The first thing you need to do when preparing to move is to determine how much you want to do yourself -- everything, nothing or somewhere in between. Your budget and desire to save some money will likely impact your decision. When selecting a moving company, make sure to ask friends and family for suggestions. Whatever you do, don't simply go with the lowest bid. If the price seems too good to be true, it probably is. Always ask for (and check!) references before selecting the moving company that is going to help you move. Quick calls to your local Better Business Bureau and State Moving & Storage Association will also be well worth your while.

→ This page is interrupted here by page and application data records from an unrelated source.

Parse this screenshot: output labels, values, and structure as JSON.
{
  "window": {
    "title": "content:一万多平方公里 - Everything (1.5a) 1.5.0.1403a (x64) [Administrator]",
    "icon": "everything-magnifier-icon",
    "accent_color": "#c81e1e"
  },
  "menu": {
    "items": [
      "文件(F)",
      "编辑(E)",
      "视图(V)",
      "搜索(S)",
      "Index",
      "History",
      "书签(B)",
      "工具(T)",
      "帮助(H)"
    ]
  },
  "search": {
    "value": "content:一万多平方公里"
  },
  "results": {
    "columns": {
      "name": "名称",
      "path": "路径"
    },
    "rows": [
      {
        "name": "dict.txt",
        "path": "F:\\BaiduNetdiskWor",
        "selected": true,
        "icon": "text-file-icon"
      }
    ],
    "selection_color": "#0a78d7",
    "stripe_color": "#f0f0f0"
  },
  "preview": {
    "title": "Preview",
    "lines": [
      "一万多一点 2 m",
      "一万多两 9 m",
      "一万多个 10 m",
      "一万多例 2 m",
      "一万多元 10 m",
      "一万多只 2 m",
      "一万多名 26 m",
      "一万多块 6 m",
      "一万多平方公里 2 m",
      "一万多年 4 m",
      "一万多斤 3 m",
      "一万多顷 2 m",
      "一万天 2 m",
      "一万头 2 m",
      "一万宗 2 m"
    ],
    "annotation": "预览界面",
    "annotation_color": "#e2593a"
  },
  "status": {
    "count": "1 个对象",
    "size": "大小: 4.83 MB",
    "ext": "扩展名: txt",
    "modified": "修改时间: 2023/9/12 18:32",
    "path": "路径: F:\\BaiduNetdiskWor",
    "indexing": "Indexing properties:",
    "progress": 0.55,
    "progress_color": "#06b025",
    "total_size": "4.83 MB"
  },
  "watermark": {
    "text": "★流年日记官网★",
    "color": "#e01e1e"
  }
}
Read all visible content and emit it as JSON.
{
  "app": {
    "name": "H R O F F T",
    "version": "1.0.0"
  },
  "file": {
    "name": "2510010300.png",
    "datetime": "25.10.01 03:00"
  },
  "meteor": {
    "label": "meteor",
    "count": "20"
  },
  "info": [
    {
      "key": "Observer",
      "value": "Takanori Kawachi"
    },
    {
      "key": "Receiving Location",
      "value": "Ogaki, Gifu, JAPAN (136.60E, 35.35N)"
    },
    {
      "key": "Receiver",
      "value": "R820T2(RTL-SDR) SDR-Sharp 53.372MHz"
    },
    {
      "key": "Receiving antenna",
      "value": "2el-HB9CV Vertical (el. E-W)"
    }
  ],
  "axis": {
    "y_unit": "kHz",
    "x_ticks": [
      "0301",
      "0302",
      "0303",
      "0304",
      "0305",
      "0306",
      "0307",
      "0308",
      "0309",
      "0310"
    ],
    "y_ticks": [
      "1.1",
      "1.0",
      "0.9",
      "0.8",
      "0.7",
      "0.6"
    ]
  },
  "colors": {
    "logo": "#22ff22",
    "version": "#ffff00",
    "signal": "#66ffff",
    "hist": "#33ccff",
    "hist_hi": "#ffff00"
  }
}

In today's economy, it's not unusual to be required to pull up stakes and move because a new assignment or a new job. That's why it's important to be familiar with the professional moving and storage industry and understand your rights and responsibilities when you move. First, there are important differences between intrastate moves - which take place within the same state - and interstate moves between one state and another because only interstate moves are regulated by the U.S. Department of Transportation. (International moves are regulated by the Federal Maritime Commission.) Local and other intrastate moves come under the jurisdiction of your state government. About 30 states have various degrees of regulation - some more than others - and the rest are unregulated. So, if you have a problem with a local move or intrastate move, you may find yourself on your own in getting the problem resolved. Local moves are generally based on a per-hour cost for the personne